<<<<

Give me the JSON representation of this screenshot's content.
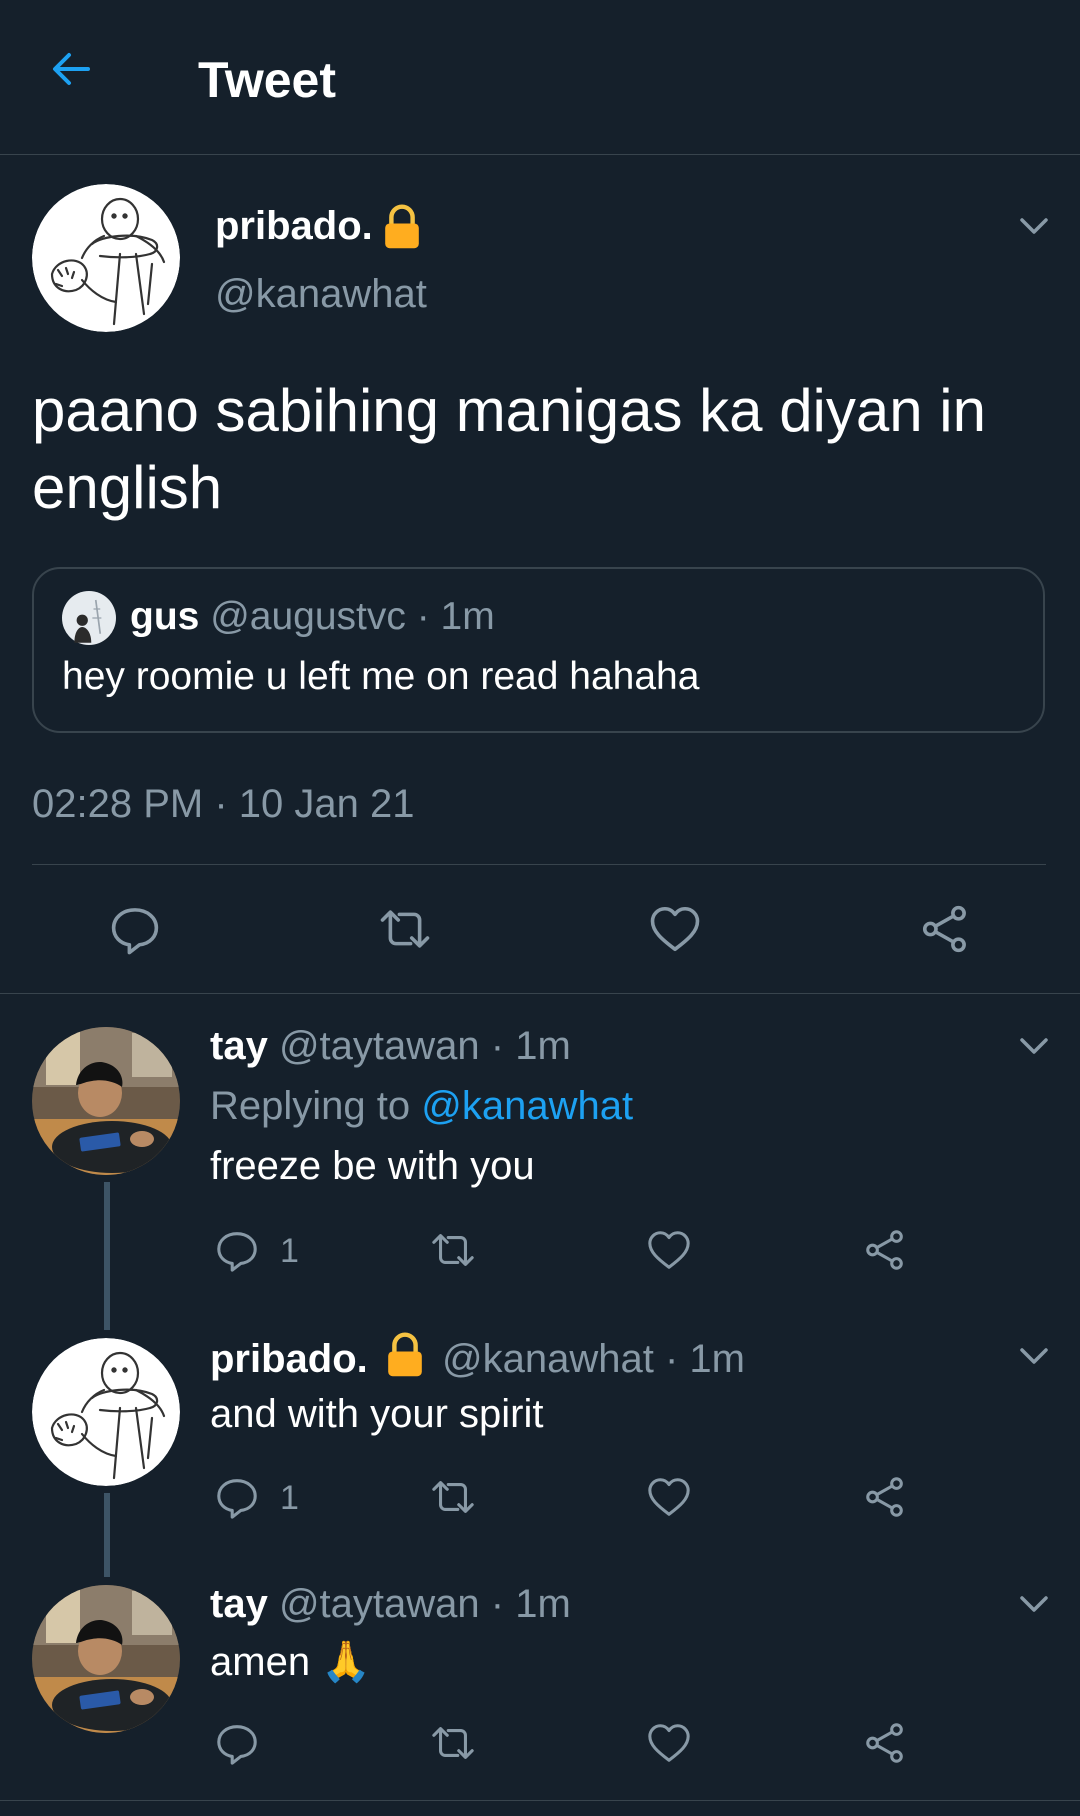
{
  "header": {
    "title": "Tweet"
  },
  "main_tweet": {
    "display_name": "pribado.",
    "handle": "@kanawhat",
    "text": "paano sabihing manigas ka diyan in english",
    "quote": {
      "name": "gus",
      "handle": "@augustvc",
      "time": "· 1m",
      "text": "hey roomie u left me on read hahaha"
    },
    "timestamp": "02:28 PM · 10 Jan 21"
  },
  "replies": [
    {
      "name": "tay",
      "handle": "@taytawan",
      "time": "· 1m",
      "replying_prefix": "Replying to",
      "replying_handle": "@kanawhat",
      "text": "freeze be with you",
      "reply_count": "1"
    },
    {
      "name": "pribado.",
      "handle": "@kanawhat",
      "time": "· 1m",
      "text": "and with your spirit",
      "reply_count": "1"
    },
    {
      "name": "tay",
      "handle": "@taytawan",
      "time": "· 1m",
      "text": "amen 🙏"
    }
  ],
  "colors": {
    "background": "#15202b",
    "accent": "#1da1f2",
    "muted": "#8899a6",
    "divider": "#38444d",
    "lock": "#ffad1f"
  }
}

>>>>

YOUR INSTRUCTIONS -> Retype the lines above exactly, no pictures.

WORKED SOLUTION ->
Give me the JSON representation of this screenshot's content.
{
  "header": {
    "title": "Tweet"
  },
  "main_tweet": {
    "display_name": "pribado.",
    "handle": "@kanawhat",
    "text": "paano sabihing manigas ka diyan in english",
    "quote": {
      "name": "gus",
      "handle": "@augustvc",
      "time": "· 1m",
      "text": "hey roomie u left me on read hahaha"
    },
    "timestamp": "02:28 PM · 10 Jan 21"
  },
  "replies": [
    {
      "name": "tay",
      "handle": "@taytawan",
      "time": "· 1m",
      "replying_prefix": "Replying to",
      "replying_handle": "@kanawhat",
      "text": "freeze be with you",
      "reply_count": "1"
    },
    {
      "name": "pribado.",
      "handle": "@kanawhat",
      "time": "· 1m",
      "text": "and with your spirit",
      "reply_count": "1"
    },
    {
      "name": "tay",
      "handle": "@taytawan",
      "time": "· 1m",
      "text": "amen 🙏"
    }
  ],
  "colors": {
    "background": "#15202b",
    "accent": "#1da1f2",
    "muted": "#8899a6",
    "divider": "#38444d",
    "lock": "#ffad1f"
  }
}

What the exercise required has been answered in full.